"We have made these kind of decisions in the past," Bush said while standing outside the Treasury Department. "We made one last night and if need be we will make these kind of decisions to safeguard our financial system in the future."
Bush said he alerted Obama about his plans. "Secretary Paulson is working closely with the president-elect's transition team," Bush said. "It's important for the American people to know that there is close cooperation. It's important for the American people to know that we will safeguard the financial system as the first step necessary for financial -- or for economic recovery."
Obama made clear today that he would not undo bailout commitments made by Bush.
"My administration will honor the public commitments made by the current administration to address this crisis," Obama said.
"It's a move his advisers hope will calm the markets and send a signal that he's on top of the financial crisis," ABC News' chief Washington correspondent George Stephanopoulos told "Good Morning America" today.
But despite Obama's swift efforts in selecting his team and formulating plans, a new ABC News poll shows that only 44 percent of Americans believe Obama will be able to improve the economy significantly. While this might buy the president-elect some time, it does not keep the pressure off him completely.
"The 'cuts and sacrifices' that president-elect Obama advocates will not be made by his friends in Washington, but rather by job creators facing devastating tax increases across America," the Republican National Committee said.
Some Republicans have more faith in his plans.
"With this new and strong team coming in at the side of president-elect Obama, we can be quite confident that efforts to rebuild the financial structure of the country, which is a cornerstone of the economy, will continue in a coordinated and effective way," Republican Sen. Judd Gregg, R-N.H., said in a written statement. "This announcement is good news for Main Street and is a very positive first step by our incoming president."

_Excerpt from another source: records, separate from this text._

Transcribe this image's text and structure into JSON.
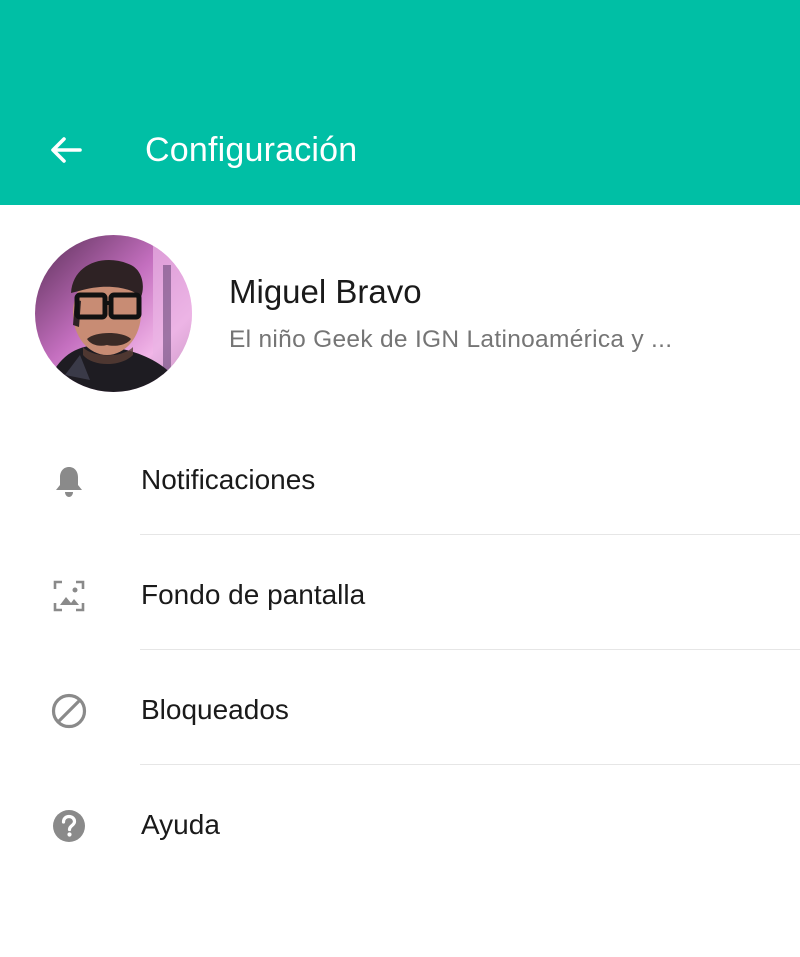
{
  "header": {
    "title": "Configuración",
    "back_icon": "arrow-left-icon",
    "background_color": "#00bfa5"
  },
  "profile": {
    "name": "Miguel Bravo",
    "status": "El niño Geek de IGN Latinoamérica y ..."
  },
  "menu": {
    "items": [
      {
        "label": "Notificaciones",
        "icon": "bell-icon"
      },
      {
        "label": "Fondo de pantalla",
        "icon": "wallpaper-icon"
      },
      {
        "label": "Bloqueados",
        "icon": "block-icon"
      },
      {
        "label": "Ayuda",
        "icon": "help-icon"
      }
    ]
  },
  "colors": {
    "accent": "#00bfa5",
    "icon_gray": "#8a8a8a",
    "secondary_text": "#757575"
  }
}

Obama May Not Repeal Tax Cuts for Rich Right Away
Sen. Charles Schumer, D-N.Y., suggested the proposal for the stimulus could be as large as $700 billion.
The president-elect also promised during the weekend to create or save 2.5 million jobs in the next two years.

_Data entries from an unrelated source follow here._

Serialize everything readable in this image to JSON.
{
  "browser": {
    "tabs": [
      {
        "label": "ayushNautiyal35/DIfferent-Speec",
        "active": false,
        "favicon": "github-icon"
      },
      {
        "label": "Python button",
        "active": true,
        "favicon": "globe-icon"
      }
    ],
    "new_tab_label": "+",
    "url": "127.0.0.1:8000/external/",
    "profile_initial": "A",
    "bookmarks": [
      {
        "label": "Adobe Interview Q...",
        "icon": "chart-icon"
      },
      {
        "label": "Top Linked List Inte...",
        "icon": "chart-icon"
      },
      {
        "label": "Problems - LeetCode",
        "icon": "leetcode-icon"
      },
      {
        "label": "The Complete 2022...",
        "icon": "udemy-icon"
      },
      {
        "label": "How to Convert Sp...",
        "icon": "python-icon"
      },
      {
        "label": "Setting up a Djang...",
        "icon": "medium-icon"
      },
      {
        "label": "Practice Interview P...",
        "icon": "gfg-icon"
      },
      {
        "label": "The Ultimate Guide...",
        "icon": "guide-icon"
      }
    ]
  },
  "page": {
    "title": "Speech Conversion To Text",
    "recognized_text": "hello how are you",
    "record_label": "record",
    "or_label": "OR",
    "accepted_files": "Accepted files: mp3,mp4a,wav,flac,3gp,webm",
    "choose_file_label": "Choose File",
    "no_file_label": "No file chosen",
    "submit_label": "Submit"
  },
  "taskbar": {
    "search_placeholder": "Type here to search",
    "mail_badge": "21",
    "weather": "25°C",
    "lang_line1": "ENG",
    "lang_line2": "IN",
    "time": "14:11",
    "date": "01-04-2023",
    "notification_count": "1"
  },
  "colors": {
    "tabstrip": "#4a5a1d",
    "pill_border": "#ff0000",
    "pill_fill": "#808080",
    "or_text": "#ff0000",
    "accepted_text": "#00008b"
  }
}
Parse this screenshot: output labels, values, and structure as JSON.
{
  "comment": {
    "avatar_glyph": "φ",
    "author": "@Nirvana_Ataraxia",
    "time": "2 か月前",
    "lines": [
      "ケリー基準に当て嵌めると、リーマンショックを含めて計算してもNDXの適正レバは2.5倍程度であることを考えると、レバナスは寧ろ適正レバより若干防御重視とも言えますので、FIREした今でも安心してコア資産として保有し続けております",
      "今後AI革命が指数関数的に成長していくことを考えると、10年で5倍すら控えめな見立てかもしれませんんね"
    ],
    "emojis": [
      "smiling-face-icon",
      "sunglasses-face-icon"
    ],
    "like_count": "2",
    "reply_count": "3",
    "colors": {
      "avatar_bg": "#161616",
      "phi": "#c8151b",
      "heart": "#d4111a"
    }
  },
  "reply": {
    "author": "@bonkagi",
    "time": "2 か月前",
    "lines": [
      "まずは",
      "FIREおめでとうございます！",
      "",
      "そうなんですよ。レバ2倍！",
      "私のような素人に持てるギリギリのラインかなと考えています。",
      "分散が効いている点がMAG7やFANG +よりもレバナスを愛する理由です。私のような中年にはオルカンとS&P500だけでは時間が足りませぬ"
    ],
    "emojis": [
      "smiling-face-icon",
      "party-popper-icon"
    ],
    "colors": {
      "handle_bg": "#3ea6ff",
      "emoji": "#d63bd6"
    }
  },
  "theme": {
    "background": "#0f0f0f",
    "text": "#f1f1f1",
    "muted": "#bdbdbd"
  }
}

In addition, Obama is considering keeping the Bush tax cuts on the wealthiest Americans for the time being, letting them expire in 2010 instead of moving early to repeal them sooner.
When pressed on the issue, Obama said, "That's something my economic team will be providing me a recommendation on."
It's a delicate balancing act for the soon-to-be-president who said shortly after winning the vote that he would not undercut Bush, saying there could be only one president at a time.
Obama explained his more aggressive tactics during his weekly address to the nation by saying, "We are facing an economic crisis of historic proportions. We now risk falling into a deflationary spiral that could increase our massive debt even further."
Austan Goolsbee, a top economic adviser, was more blunt, saying the "era of dithering" by the Bush administration is almost finished.
Obama has been picking his players and shaping his team at a record pace for an incoming president, but his economic team is going to hit some serious roadblocks and bone-rattling potholes.
The federal government is working out a $306 billion deal to bolster Citigroup, yet another bank that is considered too big to be allowed to fail. The expensive deal may prove to be little more than a Band-Aid, as previous bailouts have demonstrated.
And the country's three major automakers are begging for a rescue. General Motors has claimed that without help, the venerable carmaker won't survive until Obama takes the Oath of Office.
If GM survives, Obama must decide what to do about the ailing Detroit giant. And if GM collapses, Obama will have to cope with the tsunami of joblessness and rippling effects on other industries.
Obama will hold another press conference Tuesday morning to discuss health care, and budget cuts and reforms.